So for all us wannabes, the best choice is KEEP WRITING and KEEP QUERYING!
As always, thanks for the blog.
Thanks for replying to my question.
As far as busting youre older novels out of the shelf after you publish your latest one, I guess it depends how good they are. If you wrote it decades ago, it’s possible that it no longer represents you as a writer, and sometimes it’s easier to just get a new car than it is to keep fixing the old one. So you could take the premise of your old book and write it again from the ground up, rather than try and edit it.
If on the other hand, you’ve written a novel a year in the same series for the last five years, and the fifth one sells, I would think that it would be worth it to have your publisher consider the other 4.
Is it ever appropriate to query more than one novel at a time? What’s a good timesapn to wait before sending your next work to a prospective agent? I’ve got a small body count amassaing as I would much rather write than stop the show to query but als for the love of Justin-Bobby I desperatly need to peddle my wares.
Also, what is your personal turn around time for queries? I thought I read 24 hours or so, but I’ve had one out to you for a bit. I’d like the idea this might be a good sign, but feel free to spoil the delusion.
Elyssa Papa says
I’m sorry. (I stupidly posted this question in the blog below, so please forgive the repost).
Thanks for the helpful advice, Nathan.
If you sent out fulls to a couple of agents and publishers say back in February and haven’t heard back… is that a good sign or bad? (One agent said it would take a month to let me know about a response and this was back in January).
If you’re truly excited about a project, don’t you normally respond straightaway? I have a fear that the longer something sits that it’s just going to be a rejection.

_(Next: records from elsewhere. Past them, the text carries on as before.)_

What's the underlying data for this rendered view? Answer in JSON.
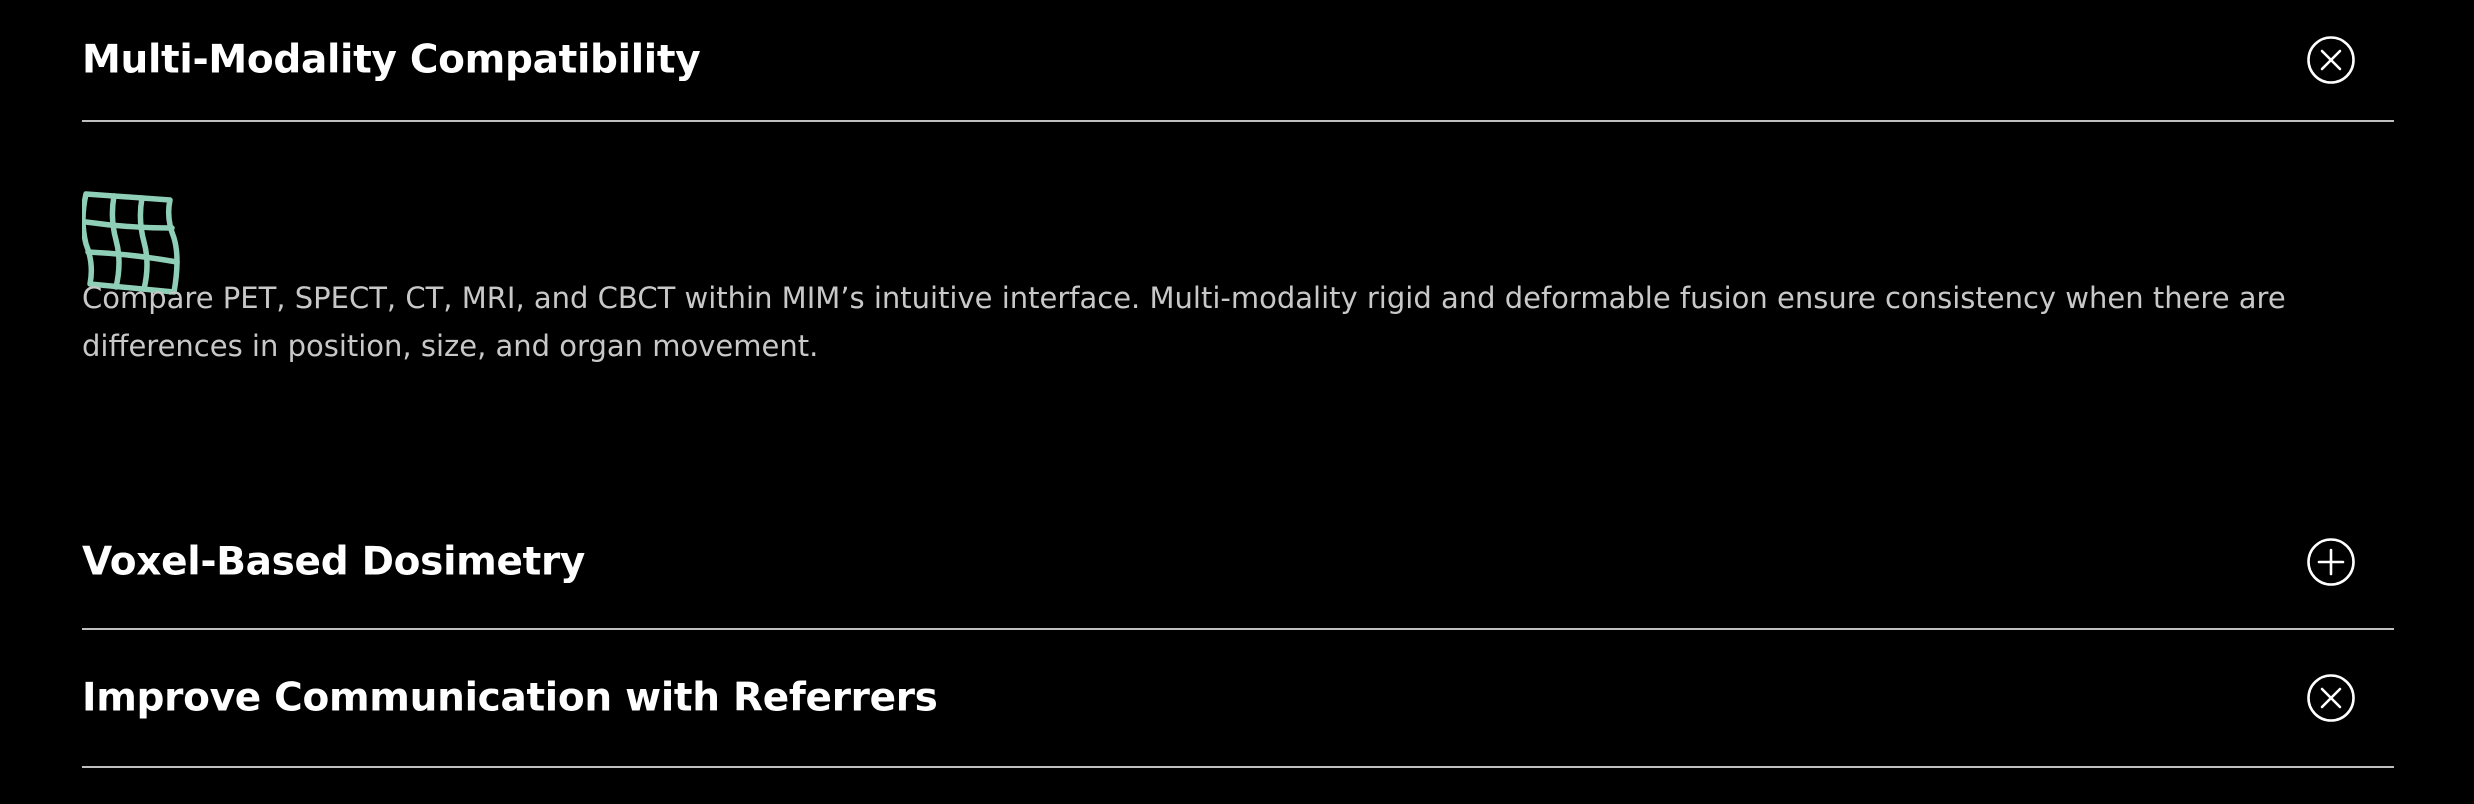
{
  "accordion": {
    "items": [
      {
        "title": "Multi-Modality Compatibility",
        "state": "expanded",
        "toggle_icon": "close-circle-icon",
        "panel": {
          "icon": "deformable-grid-icon",
          "icon_color": "#8fcfb8",
          "text": "Compare PET, SPECT, CT, MRI, and CBCT within MIM’s intuitive interface. Multi-modality rigid and deformable fusion ensure consistency when there are differences in position, size, and organ movement."
        }
      },
      {
        "title": "Voxel-Based Dosimetry",
        "state": "collapsed",
        "toggle_icon": "plus-circle-icon"
      },
      {
        "title": "Improve Communication with Referrers",
        "state": "collapsed",
        "toggle_icon": "close-circle-icon"
      }
    ]
  },
  "colors": {
    "background": "#000000",
    "title_text": "#ffffff",
    "body_text": "#c8c8c8",
    "divider": "#bfbfbf",
    "accent": "#8fcfb8"
  }
}
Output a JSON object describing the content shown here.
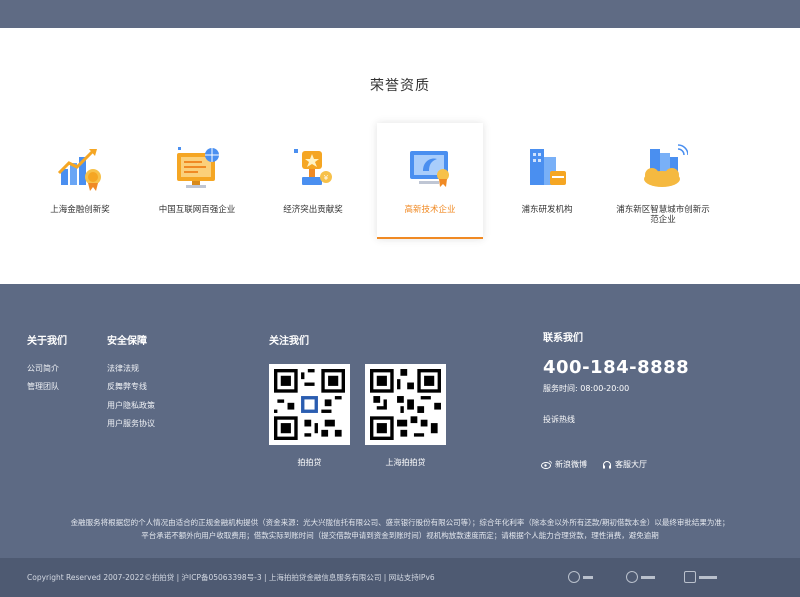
{
  "honors": {
    "title": "荣誉资质",
    "awards": [
      {
        "label": "上海金融创新奖",
        "icon": "bar-chart-award-icon"
      },
      {
        "label": "中国互联网百强企业",
        "icon": "monitor-award-icon"
      },
      {
        "label": "经济突出贡献奖",
        "icon": "trophy-icon"
      },
      {
        "label": "高新技术企业",
        "icon": "certificate-icon",
        "active": true
      },
      {
        "label": "浦东研发机构",
        "icon": "building-icon"
      },
      {
        "label": "浦东新区智慧城市创新示范企业",
        "icon": "smart-city-icon"
      }
    ]
  },
  "footer": {
    "about": {
      "title": "关于我们",
      "links": [
        "公司简介",
        "管理团队"
      ]
    },
    "security": {
      "title": "安全保障",
      "links": [
        "法律法规",
        "反舞弊专线",
        "用户隐私政策",
        "用户服务协议"
      ]
    },
    "follow": {
      "title": "关注我们",
      "qrcodes": [
        "拍拍贷",
        "上海拍拍贷"
      ]
    },
    "contact": {
      "title": "联系我们",
      "phone": "400-184-8888",
      "hours": "服务时间: 08:00-20:00",
      "hotline": "投诉热线",
      "weibo": "新浪微博",
      "service": "客服大厅"
    },
    "disclaimer": [
      "金融服务将根据您的个人情况由适合的正规金融机构提供（资金来源：光大兴陇信托有限公司、盛京银行股份有限公司等）；综合年化利率（除本金以外所有还款/期初借款本金）以最终审批结果为准；",
      "平台承诺不额外向用户收取费用；借款实际到账时间（提交借款申请到资金到账时间）视机构放款速度而定；请根据个人能力合理贷款，理性消费，避免逾期"
    ],
    "copyright": "Copyright Reserved 2007-2022©拍拍贷 | 沪ICP备05063398号-3 | 上海拍拍贷金融信息服务有限公司 | 网站支持IPv6"
  },
  "colors": {
    "accent": "#f08a24",
    "footer_bg": "#5d6a84",
    "bottom_bg": "#4e5a72"
  }
}
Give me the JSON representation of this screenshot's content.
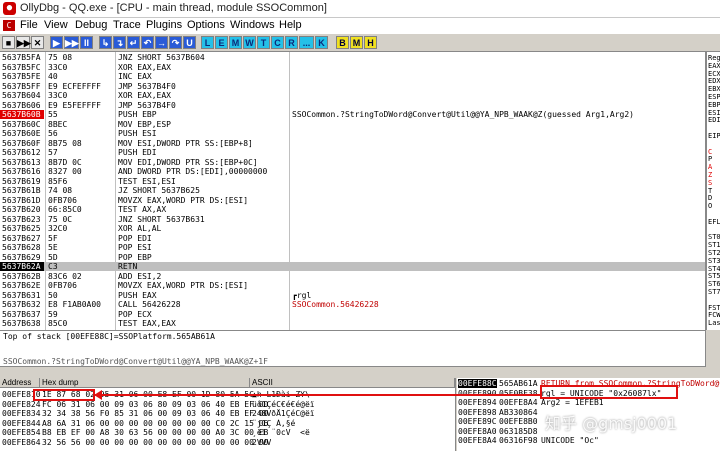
{
  "window": {
    "title": "OllyDbg - QQ.exe - [CPU - main thread, module SSOCommon]"
  },
  "menu": [
    "File",
    "View",
    "Debug",
    "Trace",
    "Plugins",
    "Options",
    "Windows",
    "Help"
  ],
  "toolbar": {
    "buttons": [
      "▶▶",
      "■",
      "✕",
      "▶",
      "▶▶",
      "II",
      "↳",
      "↴",
      "↵",
      "↶",
      "→",
      "↷",
      "U"
    ],
    "letters": [
      "L",
      "E",
      "M",
      "W",
      "T",
      "C",
      "R",
      "...",
      "K",
      "B",
      "M",
      "H"
    ]
  },
  "cpu_rows": [
    {
      "addr": "5637B5FA",
      "bytes": "75 08",
      "dis": "JNZ SHORT 5637B604",
      "cmt": ""
    },
    {
      "addr": "5637B5FC",
      "bytes": "33C0",
      "dis": "XOR EAX,EAX",
      "cmt": ""
    },
    {
      "addr": "5637B5FE",
      "bytes": "40",
      "dis": "INC EAX",
      "cmt": ""
    },
    {
      "addr": "5637B5FF",
      "bytes": "E9 ECFEFFFF",
      "dis": "JMP 5637B4F0",
      "cmt": ""
    },
    {
      "addr": "5637B604",
      "bytes": "33C0",
      "dis": "XOR EAX,EAX",
      "cmt": ""
    },
    {
      "addr": "5637B606",
      "bytes": "E9 E5FEFFFF",
      "dis": "JMP 5637B4F0",
      "cmt": ""
    },
    {
      "addr": "5637B60B",
      "bytes": "55",
      "dis": "PUSH EBP",
      "cmt": "SSOCommon.?StringToDWord@Convert@Util@@YA_NPB_WAAK@Z(guessed Arg1,Arg2)"
    },
    {
      "addr": "5637B60C",
      "bytes": "8BEC",
      "dis": "MOV EBP,ESP",
      "cmt": ""
    },
    {
      "addr": "5637B60E",
      "bytes": "56",
      "dis": "PUSH ESI",
      "cmt": ""
    },
    {
      "addr": "5637B60F",
      "bytes": "8B75 08",
      "dis": "MOV ESI,DWORD PTR SS:[EBP+8]",
      "cmt": ""
    },
    {
      "addr": "5637B612",
      "bytes": "57",
      "dis": "PUSH EDI",
      "cmt": ""
    },
    {
      "addr": "5637B613",
      "bytes": "8B7D 0C",
      "dis": "MOV EDI,DWORD PTR SS:[EBP+0C]",
      "cmt": ""
    },
    {
      "addr": "5637B616",
      "bytes": "8327 00",
      "dis": "AND DWORD PTR DS:[EDI],00000000",
      "cmt": ""
    },
    {
      "addr": "5637B619",
      "bytes": "85F6",
      "dis": "TEST ESI,ESI",
      "cmt": ""
    },
    {
      "addr": "5637B61B",
      "bytes": "74 08",
      "dis": "JZ SHORT 5637B625",
      "cmt": ""
    },
    {
      "addr": "5637B61D",
      "bytes": "0FB706",
      "dis": "MOVZX EAX,WORD PTR DS:[ESI]",
      "cmt": ""
    },
    {
      "addr": "5637B620",
      "bytes": "66:85C0",
      "dis": "TEST AX,AX",
      "cmt": ""
    },
    {
      "addr": "5637B623",
      "bytes": "75 0C",
      "dis": "JNZ SHORT 5637B631",
      "cmt": ""
    },
    {
      "addr": "5637B625",
      "bytes": "32C0",
      "dis": "XOR AL,AL",
      "cmt": ""
    },
    {
      "addr": "5637B627",
      "bytes": "5F",
      "dis": "POP EDI",
      "cmt": ""
    },
    {
      "addr": "5637B628",
      "bytes": "5E",
      "dis": "POP ESI",
      "cmt": ""
    },
    {
      "addr": "5637B629",
      "bytes": "5D",
      "dis": "POP EBP",
      "cmt": ""
    },
    {
      "addr": "5637B62A",
      "bytes": "C3",
      "dis": "RETN",
      "cmt": ""
    },
    {
      "addr": "5637B62B",
      "bytes": "83C6 02",
      "dis": "ADD ESI,2",
      "cmt": ""
    },
    {
      "addr": "5637B62E",
      "bytes": "0FB706",
      "dis": "MOVZX EAX,WORD PTR DS:[ESI]",
      "cmt": ""
    },
    {
      "addr": "5637B631",
      "bytes": "50",
      "dis": "PUSH EAX",
      "cmt": "┏rgl"
    },
    {
      "addr": "5637B632",
      "bytes": "E8 F1AB0A00",
      "dis": "CALL 56426228",
      "cmt": "SSOCommon.56426228"
    },
    {
      "addr": "5637B637",
      "bytes": "59",
      "dis": "POP ECX",
      "cmt": ""
    },
    {
      "addr": "5637B638",
      "bytes": "85C0",
      "dis": "TEST EAX,EAX",
      "cmt": ""
    }
  ],
  "registers": [
    "Reg",
    "EAX",
    "ECX",
    "EDX",
    "EBX",
    "ESP",
    "EBP",
    "ESI",
    "EDI",
    "",
    "EIP",
    "",
    "C",
    "P",
    "A",
    "Z",
    "S",
    "T",
    "D",
    "O",
    "",
    "EFL",
    "",
    "ST0",
    "ST1",
    "ST2",
    "ST3",
    "ST4",
    "ST5",
    "ST6",
    "ST7",
    "",
    "FST",
    "FCW",
    "Las"
  ],
  "info": {
    "line1": "Top of stack [00EFE88C]=SSOPlatform.565AB61A",
    "line2": "SSOCommon.?StringToDWord@Convert@Util@@YA_NPB_WAAK@Z+1F"
  },
  "dump": {
    "headers": [
      "Address",
      "Hex dump",
      "ASCII"
    ],
    "rows": [
      {
        "addr": "00EFE810",
        "hex": "1E 87 68 02 95 31 06 00 E8 EF 00 1D 80 5A 5C",
        "ascii": "▲h L1Ðài  ZY\\"
      },
      {
        "addr": "00EFE824",
        "hex": "FC 06 31 06 00 09 03 06 80 09 03 06 40 EB EF 00",
        "ascii": "üô1ÇéC€é€é@ëï"
      },
      {
        "addr": "00EFE834",
        "hex": "32 34 38 56 F0 85 31 06 00 09 03 06 40 EB EF 00",
        "ascii": "248VðÅ1ÇéC@ëï"
      },
      {
        "addr": "00EFE844",
        "hex": "A8 6A 31 06 00 00 00 00 00 00 00 00 C0 2C 15 06",
        "ascii": "¨j1Ç À,§é"
      },
      {
        "addr": "00EFE854",
        "hex": "B8 EB EF 00 A8 30 63 56 00 00 00 00 A0 3C 00 EB",
        "ascii": "¸ëï ¨0cV   <ë"
      },
      {
        "addr": "00EFE864",
        "hex": "32 56 56 00 00 00 00 00 00 00 00 00 00 00 00 00",
        "ascii": "2VVV"
      }
    ]
  },
  "stack": {
    "rows": [
      {
        "addr": "00EFE88C",
        "val": "565AB61A",
        "cmt": "RETURN from SSOCommon.?StringToDWord@C"
      },
      {
        "addr": "00EFE890",
        "val": "05F0BF38",
        "cmt": "rgl = UNICODE \"0x26087lx\""
      },
      {
        "addr": "00EFE894",
        "val": "00EFE8A4",
        "cmt": "Arg2 = 1EFEB1"
      },
      {
        "addr": "00EFE898",
        "val": "AB330864",
        "cmt": ""
      },
      {
        "addr": "00EFE89C",
        "val": "00EFE8B0",
        "cmt": ""
      },
      {
        "addr": "00EFE8A0",
        "val": "063185D8",
        "cmt": ""
      },
      {
        "addr": "00EFE8A4",
        "val": "06316F98",
        "cmt": "UNICODE \"Oc\""
      }
    ]
  },
  "watermark": "知乎 @gmsj0001"
}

Or should I hope it’s still in a pile buried away somewhere?
And when do you suggest that someone bury a book?